[[ MATERIAL FOR THIS TASK open ]]

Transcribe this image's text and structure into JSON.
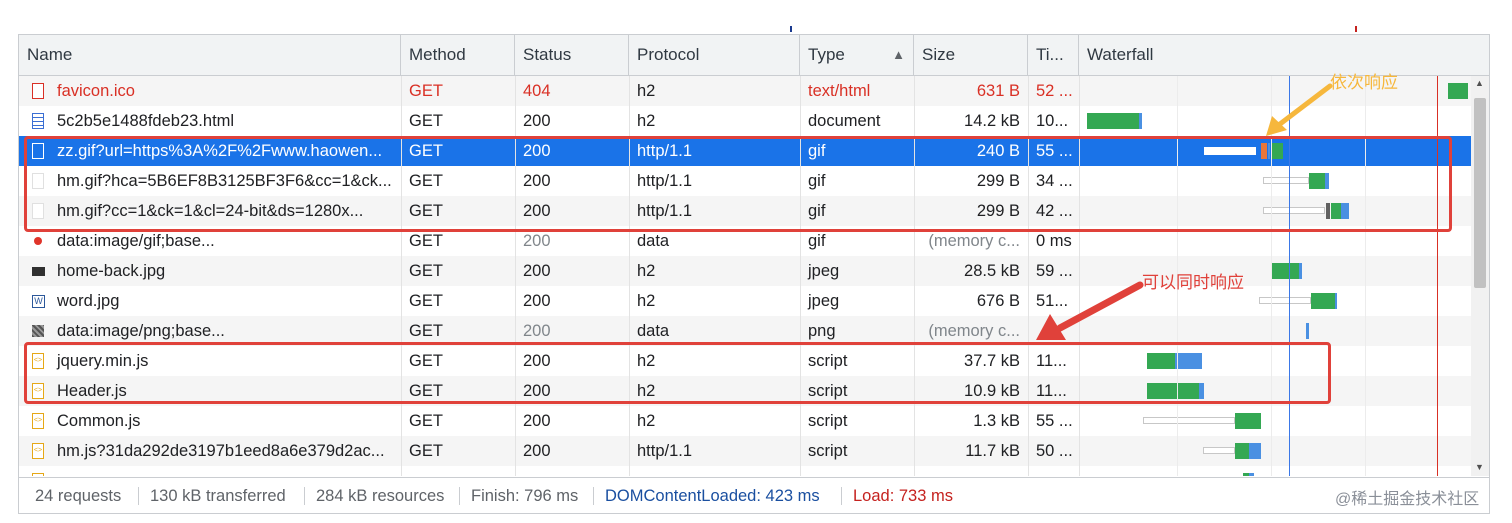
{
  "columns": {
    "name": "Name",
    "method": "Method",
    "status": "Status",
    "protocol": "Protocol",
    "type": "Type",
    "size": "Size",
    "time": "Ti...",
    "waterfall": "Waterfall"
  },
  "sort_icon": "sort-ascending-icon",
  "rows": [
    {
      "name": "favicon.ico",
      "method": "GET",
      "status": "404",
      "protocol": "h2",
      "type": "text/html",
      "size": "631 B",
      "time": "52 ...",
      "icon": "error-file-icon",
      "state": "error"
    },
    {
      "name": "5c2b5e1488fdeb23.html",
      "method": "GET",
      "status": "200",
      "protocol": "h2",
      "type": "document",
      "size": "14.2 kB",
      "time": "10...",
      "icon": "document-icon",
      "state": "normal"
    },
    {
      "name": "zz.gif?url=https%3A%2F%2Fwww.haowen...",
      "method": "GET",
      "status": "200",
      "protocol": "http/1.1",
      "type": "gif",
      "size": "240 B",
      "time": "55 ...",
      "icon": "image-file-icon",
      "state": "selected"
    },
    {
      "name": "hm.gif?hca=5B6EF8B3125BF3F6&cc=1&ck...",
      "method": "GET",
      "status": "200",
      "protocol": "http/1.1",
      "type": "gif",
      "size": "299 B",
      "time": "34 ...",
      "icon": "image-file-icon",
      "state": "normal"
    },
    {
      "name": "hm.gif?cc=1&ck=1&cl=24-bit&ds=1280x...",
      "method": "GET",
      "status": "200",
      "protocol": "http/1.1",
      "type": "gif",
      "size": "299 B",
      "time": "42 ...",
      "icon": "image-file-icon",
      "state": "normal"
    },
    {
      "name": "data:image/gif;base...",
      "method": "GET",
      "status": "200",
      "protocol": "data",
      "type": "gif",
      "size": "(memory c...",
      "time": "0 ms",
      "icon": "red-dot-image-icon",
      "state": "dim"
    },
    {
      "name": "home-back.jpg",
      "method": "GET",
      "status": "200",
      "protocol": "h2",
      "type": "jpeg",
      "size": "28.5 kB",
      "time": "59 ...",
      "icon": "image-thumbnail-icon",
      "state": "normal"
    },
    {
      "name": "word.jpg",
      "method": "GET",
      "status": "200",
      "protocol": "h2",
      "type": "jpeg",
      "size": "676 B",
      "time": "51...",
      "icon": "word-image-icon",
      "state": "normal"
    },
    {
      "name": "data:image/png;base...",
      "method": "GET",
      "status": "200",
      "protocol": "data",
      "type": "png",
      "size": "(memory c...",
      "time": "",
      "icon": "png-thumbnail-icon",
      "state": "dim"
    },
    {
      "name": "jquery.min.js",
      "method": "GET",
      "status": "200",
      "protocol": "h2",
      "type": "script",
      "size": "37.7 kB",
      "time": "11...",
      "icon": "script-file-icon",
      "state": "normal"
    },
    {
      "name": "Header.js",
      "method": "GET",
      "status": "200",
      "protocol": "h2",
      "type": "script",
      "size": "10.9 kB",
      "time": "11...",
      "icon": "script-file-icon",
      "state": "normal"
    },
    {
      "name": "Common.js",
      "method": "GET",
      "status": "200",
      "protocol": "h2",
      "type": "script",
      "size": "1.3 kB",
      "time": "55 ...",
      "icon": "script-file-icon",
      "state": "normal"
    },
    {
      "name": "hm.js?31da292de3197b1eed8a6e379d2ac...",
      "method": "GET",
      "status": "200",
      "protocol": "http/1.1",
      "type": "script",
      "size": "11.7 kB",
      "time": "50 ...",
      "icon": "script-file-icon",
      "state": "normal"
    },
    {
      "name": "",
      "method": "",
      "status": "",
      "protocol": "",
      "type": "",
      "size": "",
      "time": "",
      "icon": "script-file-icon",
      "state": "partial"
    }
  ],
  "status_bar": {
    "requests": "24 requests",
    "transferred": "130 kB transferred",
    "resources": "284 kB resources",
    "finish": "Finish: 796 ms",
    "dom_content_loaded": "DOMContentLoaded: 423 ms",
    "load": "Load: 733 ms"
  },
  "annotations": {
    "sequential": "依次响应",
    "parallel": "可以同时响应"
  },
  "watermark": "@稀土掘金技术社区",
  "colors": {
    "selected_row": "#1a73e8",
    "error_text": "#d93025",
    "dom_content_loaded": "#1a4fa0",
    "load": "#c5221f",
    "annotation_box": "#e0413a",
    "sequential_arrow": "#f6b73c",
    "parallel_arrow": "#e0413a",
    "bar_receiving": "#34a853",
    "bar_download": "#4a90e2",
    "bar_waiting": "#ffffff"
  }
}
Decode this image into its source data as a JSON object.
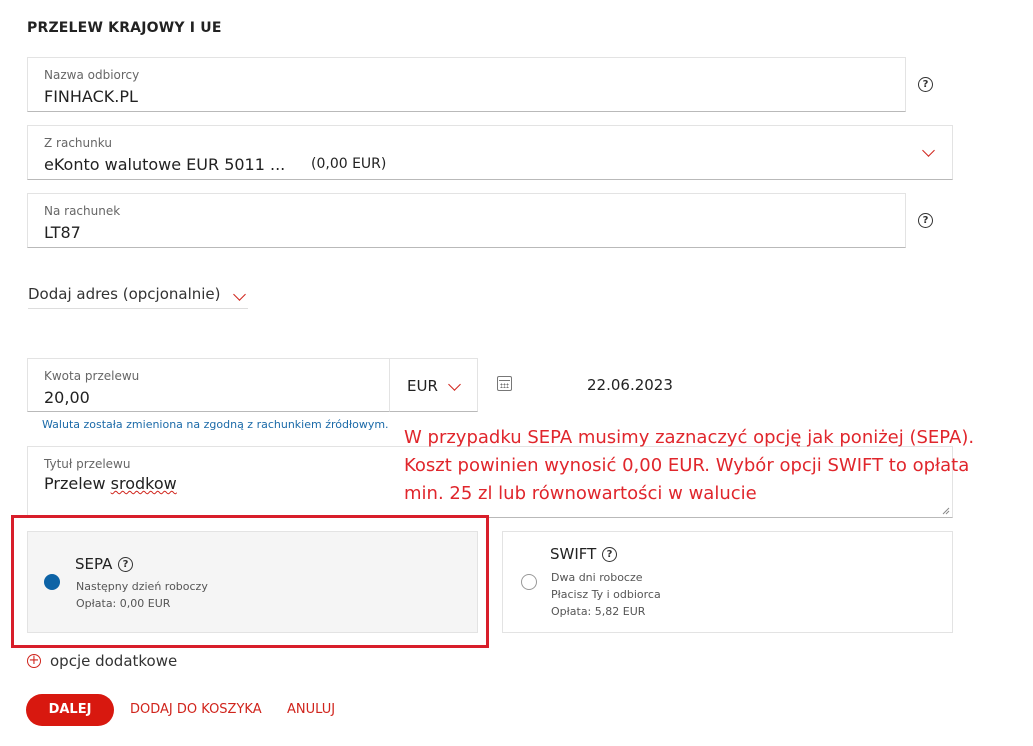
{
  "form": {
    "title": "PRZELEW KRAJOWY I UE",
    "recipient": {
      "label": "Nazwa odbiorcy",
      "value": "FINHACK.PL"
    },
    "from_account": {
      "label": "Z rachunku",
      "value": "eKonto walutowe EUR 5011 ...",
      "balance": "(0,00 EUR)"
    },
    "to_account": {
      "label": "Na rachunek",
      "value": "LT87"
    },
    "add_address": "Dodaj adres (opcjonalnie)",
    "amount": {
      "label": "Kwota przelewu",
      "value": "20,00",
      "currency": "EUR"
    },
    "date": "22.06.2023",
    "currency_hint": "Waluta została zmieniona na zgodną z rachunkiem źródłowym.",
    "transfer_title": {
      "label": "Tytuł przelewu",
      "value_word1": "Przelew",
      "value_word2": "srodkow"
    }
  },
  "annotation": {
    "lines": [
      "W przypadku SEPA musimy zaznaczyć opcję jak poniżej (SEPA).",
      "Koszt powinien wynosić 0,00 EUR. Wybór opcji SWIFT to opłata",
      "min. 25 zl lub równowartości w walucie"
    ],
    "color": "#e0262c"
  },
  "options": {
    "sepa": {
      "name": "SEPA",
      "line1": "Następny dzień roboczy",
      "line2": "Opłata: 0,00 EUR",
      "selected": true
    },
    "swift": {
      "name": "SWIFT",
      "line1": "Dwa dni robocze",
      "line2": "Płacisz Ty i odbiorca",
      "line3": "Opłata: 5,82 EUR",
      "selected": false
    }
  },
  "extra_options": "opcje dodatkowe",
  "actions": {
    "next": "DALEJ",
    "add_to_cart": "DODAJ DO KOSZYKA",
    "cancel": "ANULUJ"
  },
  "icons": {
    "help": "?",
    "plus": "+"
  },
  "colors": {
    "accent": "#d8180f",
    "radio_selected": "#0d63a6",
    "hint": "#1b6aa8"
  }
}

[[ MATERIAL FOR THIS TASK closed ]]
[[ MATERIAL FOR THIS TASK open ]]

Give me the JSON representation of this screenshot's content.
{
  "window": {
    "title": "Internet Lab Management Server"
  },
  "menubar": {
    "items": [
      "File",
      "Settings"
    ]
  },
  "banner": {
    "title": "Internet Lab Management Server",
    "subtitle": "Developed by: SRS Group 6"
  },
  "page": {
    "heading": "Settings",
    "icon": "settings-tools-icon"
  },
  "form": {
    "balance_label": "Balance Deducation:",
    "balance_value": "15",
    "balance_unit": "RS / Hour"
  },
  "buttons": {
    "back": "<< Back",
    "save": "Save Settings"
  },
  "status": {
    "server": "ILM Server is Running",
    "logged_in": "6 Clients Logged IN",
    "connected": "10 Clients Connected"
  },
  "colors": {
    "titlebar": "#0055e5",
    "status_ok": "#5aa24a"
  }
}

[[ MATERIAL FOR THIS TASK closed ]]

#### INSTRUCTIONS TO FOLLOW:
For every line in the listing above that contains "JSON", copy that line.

#### RESPONSE TO THIS TASK:
Transcribe this image's text and structure into JSON.
Decode this image into its source data as a JSON object.
Give me the JSON representation of this screenshot's content.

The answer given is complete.